→ **What needs to be done**:
In the data below, find each line containing the string "time" and return it.

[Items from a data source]

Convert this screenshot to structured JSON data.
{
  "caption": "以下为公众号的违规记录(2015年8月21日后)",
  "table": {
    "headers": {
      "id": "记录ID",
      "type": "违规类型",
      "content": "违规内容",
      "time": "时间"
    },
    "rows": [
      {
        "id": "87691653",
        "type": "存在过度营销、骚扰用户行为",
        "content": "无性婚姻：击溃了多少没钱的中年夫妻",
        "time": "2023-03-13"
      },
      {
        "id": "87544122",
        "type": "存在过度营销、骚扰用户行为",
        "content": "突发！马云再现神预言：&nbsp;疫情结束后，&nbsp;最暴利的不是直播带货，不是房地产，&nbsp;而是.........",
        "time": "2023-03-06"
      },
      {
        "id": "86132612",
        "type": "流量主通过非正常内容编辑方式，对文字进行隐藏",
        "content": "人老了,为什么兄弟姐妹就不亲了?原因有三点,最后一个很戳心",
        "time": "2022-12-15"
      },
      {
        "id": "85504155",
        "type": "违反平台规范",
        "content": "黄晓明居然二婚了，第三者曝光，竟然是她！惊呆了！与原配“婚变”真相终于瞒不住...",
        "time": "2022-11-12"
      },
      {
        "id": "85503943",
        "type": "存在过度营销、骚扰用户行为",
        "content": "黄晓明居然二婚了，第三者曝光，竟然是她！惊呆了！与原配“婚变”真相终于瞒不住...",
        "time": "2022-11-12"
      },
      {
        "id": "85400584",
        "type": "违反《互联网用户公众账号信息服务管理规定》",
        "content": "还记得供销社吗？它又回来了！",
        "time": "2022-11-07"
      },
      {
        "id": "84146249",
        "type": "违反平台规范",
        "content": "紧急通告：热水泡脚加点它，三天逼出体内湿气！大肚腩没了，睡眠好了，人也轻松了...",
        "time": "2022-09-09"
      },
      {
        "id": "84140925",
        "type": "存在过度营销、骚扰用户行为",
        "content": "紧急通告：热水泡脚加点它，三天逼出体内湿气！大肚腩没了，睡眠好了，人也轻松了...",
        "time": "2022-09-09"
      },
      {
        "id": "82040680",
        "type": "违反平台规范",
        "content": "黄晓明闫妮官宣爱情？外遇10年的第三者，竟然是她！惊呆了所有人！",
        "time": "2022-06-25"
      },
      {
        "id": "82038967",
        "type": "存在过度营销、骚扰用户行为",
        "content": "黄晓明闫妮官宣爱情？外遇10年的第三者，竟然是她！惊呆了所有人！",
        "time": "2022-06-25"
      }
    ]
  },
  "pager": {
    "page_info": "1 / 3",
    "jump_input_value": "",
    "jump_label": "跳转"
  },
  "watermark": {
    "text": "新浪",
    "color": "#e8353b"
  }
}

→ **Solution to this exercise**:
      "time": "时间"
        "time": "2023-03-13"
        "time": "2023-03-06"
        "time": "2022-12-15"
        "time": "2022-11-12"
        "time": "2022-11-12"
        "time": "2022-11-07"
        "time": "2022-09-09"
        "time": "2022-09-09"
        "time": "2022-06-25"
        "time": "2022-06-25"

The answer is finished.